● PROBLEM STATEMENT
Give back the records in their entirety, exactly.

● INPUT DATA
^^^^

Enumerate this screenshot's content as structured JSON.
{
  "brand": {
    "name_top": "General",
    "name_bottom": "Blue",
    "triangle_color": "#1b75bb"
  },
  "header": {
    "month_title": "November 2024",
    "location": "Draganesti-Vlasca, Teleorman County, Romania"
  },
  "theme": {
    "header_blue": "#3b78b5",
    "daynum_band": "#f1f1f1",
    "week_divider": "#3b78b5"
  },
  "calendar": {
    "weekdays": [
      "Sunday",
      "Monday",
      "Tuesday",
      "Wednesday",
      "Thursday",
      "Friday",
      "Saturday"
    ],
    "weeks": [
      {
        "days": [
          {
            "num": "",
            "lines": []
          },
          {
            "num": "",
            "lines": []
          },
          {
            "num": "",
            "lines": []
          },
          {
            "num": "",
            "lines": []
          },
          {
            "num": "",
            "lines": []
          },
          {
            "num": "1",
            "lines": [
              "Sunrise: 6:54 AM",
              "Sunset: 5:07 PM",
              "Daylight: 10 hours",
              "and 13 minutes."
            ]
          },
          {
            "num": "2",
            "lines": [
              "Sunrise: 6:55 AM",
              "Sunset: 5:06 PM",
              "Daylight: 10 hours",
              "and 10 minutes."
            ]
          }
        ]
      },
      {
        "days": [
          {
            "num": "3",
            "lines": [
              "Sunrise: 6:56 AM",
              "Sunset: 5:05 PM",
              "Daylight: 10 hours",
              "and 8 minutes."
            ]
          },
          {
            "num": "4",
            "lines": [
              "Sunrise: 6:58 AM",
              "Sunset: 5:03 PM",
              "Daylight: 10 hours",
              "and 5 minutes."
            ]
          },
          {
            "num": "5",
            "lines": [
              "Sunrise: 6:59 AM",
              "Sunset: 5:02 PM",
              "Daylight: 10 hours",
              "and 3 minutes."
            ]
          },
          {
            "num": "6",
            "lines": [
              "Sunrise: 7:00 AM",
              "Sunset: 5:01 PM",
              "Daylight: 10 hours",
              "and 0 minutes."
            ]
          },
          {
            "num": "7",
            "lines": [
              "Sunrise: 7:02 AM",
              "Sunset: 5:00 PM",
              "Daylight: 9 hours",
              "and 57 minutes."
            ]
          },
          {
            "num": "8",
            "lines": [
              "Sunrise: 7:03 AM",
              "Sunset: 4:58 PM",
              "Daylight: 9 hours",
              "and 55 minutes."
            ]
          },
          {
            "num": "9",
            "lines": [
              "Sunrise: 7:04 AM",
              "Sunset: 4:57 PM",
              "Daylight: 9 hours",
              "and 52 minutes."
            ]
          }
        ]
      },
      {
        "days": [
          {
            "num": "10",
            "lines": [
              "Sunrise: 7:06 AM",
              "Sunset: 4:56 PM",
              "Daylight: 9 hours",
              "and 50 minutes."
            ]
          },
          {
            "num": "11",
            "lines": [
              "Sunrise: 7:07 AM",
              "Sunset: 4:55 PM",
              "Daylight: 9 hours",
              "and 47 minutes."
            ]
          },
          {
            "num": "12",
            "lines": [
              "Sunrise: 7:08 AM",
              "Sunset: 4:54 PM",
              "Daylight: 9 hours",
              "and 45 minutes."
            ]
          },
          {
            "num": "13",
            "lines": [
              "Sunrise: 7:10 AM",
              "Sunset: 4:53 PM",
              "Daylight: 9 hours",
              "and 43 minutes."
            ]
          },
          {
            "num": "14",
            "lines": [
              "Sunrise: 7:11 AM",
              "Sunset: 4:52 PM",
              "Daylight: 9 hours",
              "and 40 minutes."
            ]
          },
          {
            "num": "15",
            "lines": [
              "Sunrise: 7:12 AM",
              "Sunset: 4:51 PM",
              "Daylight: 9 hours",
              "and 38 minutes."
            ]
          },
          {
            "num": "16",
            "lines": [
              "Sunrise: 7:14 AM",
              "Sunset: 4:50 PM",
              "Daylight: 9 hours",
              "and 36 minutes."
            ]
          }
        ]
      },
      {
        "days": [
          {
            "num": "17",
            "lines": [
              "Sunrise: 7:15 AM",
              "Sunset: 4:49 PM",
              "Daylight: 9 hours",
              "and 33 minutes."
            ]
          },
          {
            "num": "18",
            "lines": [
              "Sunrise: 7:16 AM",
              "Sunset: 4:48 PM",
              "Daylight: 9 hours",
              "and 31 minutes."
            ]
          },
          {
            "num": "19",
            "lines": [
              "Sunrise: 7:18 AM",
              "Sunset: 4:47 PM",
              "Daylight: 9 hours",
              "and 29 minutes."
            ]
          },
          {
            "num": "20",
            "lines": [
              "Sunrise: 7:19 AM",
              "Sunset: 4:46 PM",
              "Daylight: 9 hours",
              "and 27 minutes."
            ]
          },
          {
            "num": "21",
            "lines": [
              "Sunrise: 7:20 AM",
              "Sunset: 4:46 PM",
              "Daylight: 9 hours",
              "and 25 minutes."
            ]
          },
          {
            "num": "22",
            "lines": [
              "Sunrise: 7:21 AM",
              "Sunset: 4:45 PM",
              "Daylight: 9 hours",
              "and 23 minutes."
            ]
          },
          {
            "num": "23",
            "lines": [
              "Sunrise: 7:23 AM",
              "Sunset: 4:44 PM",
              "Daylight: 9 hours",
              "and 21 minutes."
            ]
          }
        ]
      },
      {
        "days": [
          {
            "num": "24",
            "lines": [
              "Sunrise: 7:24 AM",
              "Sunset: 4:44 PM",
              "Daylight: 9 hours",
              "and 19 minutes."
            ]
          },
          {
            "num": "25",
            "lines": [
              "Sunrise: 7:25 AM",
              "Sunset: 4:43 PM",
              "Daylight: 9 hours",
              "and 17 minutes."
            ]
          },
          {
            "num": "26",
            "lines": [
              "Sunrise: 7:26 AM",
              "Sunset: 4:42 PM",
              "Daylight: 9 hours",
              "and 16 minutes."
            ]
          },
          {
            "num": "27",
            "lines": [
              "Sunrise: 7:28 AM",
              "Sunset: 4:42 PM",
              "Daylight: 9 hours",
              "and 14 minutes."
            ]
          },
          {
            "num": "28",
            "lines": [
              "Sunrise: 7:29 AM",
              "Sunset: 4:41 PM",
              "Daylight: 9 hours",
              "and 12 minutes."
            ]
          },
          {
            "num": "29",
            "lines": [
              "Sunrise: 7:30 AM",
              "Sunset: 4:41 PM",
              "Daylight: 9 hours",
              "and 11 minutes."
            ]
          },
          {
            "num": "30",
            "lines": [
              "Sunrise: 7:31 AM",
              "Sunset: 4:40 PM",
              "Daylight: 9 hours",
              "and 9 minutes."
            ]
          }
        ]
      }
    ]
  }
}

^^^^

● EXPECTED OUTPUT
Enumerate this screenshot's content as structured JSON.
{
  "brand": {
    "name_top": "General",
    "name_bottom": "Blue",
    "triangle_color": "#1b75bb"
  },
  "header": {
    "month_title": "November 2024",
    "location": "Draganesti-Vlasca, Teleorman County, Romania"
  },
  "theme": {
    "header_blue": "#3b78b5",
    "daynum_band": "#f1f1f1",
    "week_divider": "#3b78b5"
  },
  "calendar": {
    "weekdays": [
      "Sunday",
      "Monday",
      "Tuesday",
      "Wednesday",
      "Thursday",
      "Friday",
      "Saturday"
    ],
    "weeks": [
      {
        "days": [
          {
            "num": "",
            "lines": []
          },
          {
            "num": "",
            "lines": []
          },
          {
            "num": "",
            "lines": []
          },
          {
            "num": "",
            "lines": []
          },
          {
            "num": "",
            "lines": []
          },
          {
            "num": "1",
            "lines": [
              "Sunrise: 6:54 AM",
              "Sunset: 5:07 PM",
              "Daylight: 10 hours",
              "and 13 minutes."
            ]
          },
          {
            "num": "2",
            "lines": [
              "Sunrise: 6:55 AM",
              "Sunset: 5:06 PM",
              "Daylight: 10 hours",
              "and 10 minutes."
            ]
          }
        ]
      },
      {
        "days": [
          {
            "num": "3",
            "lines": [
              "Sunrise: 6:56 AM",
              "Sunset: 5:05 PM",
              "Daylight: 10 hours",
              "and 8 minutes."
            ]
          },
          {
            "num": "4",
            "lines": [
              "Sunrise: 6:58 AM",
              "Sunset: 5:03 PM",
              "Daylight: 10 hours",
              "and 5 minutes."
            ]
          },
          {
            "num": "5",
            "lines": [
              "Sunrise: 6:59 AM",
              "Sunset: 5:02 PM",
              "Daylight: 10 hours",
              "and 3 minutes."
            ]
          },
          {
            "num": "6",
            "lines": [
              "Sunrise: 7:00 AM",
              "Sunset: 5:01 PM",
              "Daylight: 10 hours",
              "and 0 minutes."
            ]
          },
          {
            "num": "7",
            "lines": [
              "Sunrise: 7:02 AM",
              "Sunset: 5:00 PM",
              "Daylight: 9 hours",
              "and 57 minutes."
            ]
          },
          {
            "num": "8",
            "lines": [
              "Sunrise: 7:03 AM",
              "Sunset: 4:58 PM",
              "Daylight: 9 hours",
              "and 55 minutes."
            ]
          },
          {
            "num": "9",
            "lines": [
              "Sunrise: 7:04 AM",
              "Sunset: 4:57 PM",
              "Daylight: 9 hours",
              "and 52 minutes."
            ]
          }
        ]
      },
      {
        "days": [
          {
            "num": "10",
            "lines": [
              "Sunrise: 7:06 AM",
              "Sunset: 4:56 PM",
              "Daylight: 9 hours",
              "and 50 minutes."
            ]
          },
          {
            "num": "11",
            "lines": [
              "Sunrise: 7:07 AM",
              "Sunset: 4:55 PM",
              "Daylight: 9 hours",
              "and 47 minutes."
            ]
          },
          {
            "num": "12",
            "lines": [
              "Sunrise: 7:08 AM",
              "Sunset: 4:54 PM",
              "Daylight: 9 hours",
              "and 45 minutes."
            ]
          },
          {
            "num": "13",
            "lines": [
              "Sunrise: 7:10 AM",
              "Sunset: 4:53 PM",
              "Daylight: 9 hours",
              "and 43 minutes."
            ]
          },
          {
            "num": "14",
            "lines": [
              "Sunrise: 7:11 AM",
              "Sunset: 4:52 PM",
              "Daylight: 9 hours",
              "and 40 minutes."
            ]
          },
          {
            "num": "15",
            "lines": [
              "Sunrise: 7:12 AM",
              "Sunset: 4:51 PM",
              "Daylight: 9 hours",
              "and 38 minutes."
            ]
          },
          {
            "num": "16",
            "lines": [
              "Sunrise: 7:14 AM",
              "Sunset: 4:50 PM",
              "Daylight: 9 hours",
              "and 36 minutes."
            ]
          }
        ]
      },
      {
        "days": [
          {
            "num": "17",
            "lines": [
              "Sunrise: 7:15 AM",
              "Sunset: 4:49 PM",
              "Daylight: 9 hours",
              "and 33 minutes."
            ]
          },
          {
            "num": "18",
            "lines": [
              "Sunrise: 7:16 AM",
              "Sunset: 4:48 PM",
              "Daylight: 9 hours",
              "and 31 minutes."
            ]
          },
          {
            "num": "19",
            "lines": [
              "Sunrise: 7:18 AM",
              "Sunset: 4:47 PM",
              "Daylight: 9 hours",
              "and 29 minutes."
            ]
          },
          {
            "num": "20",
            "lines": [
              "Sunrise: 7:19 AM",
              "Sunset: 4:46 PM",
              "Daylight: 9 hours",
              "and 27 minutes."
            ]
          },
          {
            "num": "21",
            "lines": [
              "Sunrise: 7:20 AM",
              "Sunset: 4:46 PM",
              "Daylight: 9 hours",
              "and 25 minutes."
            ]
          },
          {
            "num": "22",
            "lines": [
              "Sunrise: 7:21 AM",
              "Sunset: 4:45 PM",
              "Daylight: 9 hours",
              "and 23 minutes."
            ]
          },
          {
            "num": "23",
            "lines": [
              "Sunrise: 7:23 AM",
              "Sunset: 4:44 PM",
              "Daylight: 9 hours",
              "and 21 minutes."
            ]
          }
        ]
      },
      {
        "days": [
          {
            "num": "24",
            "lines": [
              "Sunrise: 7:24 AM",
              "Sunset: 4:44 PM",
              "Daylight: 9 hours",
              "and 19 minutes."
            ]
          },
          {
            "num": "25",
            "lines": [
              "Sunrise: 7:25 AM",
              "Sunset: 4:43 PM",
              "Daylight: 9 hours",
              "and 17 minutes."
            ]
          },
          {
            "num": "26",
            "lines": [
              "Sunrise: 7:26 AM",
              "Sunset: 4:42 PM",
              "Daylight: 9 hours",
              "and 16 minutes."
            ]
          },
          {
            "num": "27",
            "lines": [
              "Sunrise: 7:28 AM",
              "Sunset: 4:42 PM",
              "Daylight: 9 hours",
              "and 14 minutes."
            ]
          },
          {
            "num": "28",
            "lines": [
              "Sunrise: 7:29 AM",
              "Sunset: 4:41 PM",
              "Daylight: 9 hours",
              "and 12 minutes."
            ]
          },
          {
            "num": "29",
            "lines": [
              "Sunrise: 7:30 AM",
              "Sunset: 4:41 PM",
              "Daylight: 9 hours",
              "and 11 minutes."
            ]
          },
          {
            "num": "30",
            "lines": [
              "Sunrise: 7:31 AM",
              "Sunset: 4:40 PM",
              "Daylight: 9 hours",
              "and 9 minutes."
            ]
          }
        ]
      }
    ]
  }
}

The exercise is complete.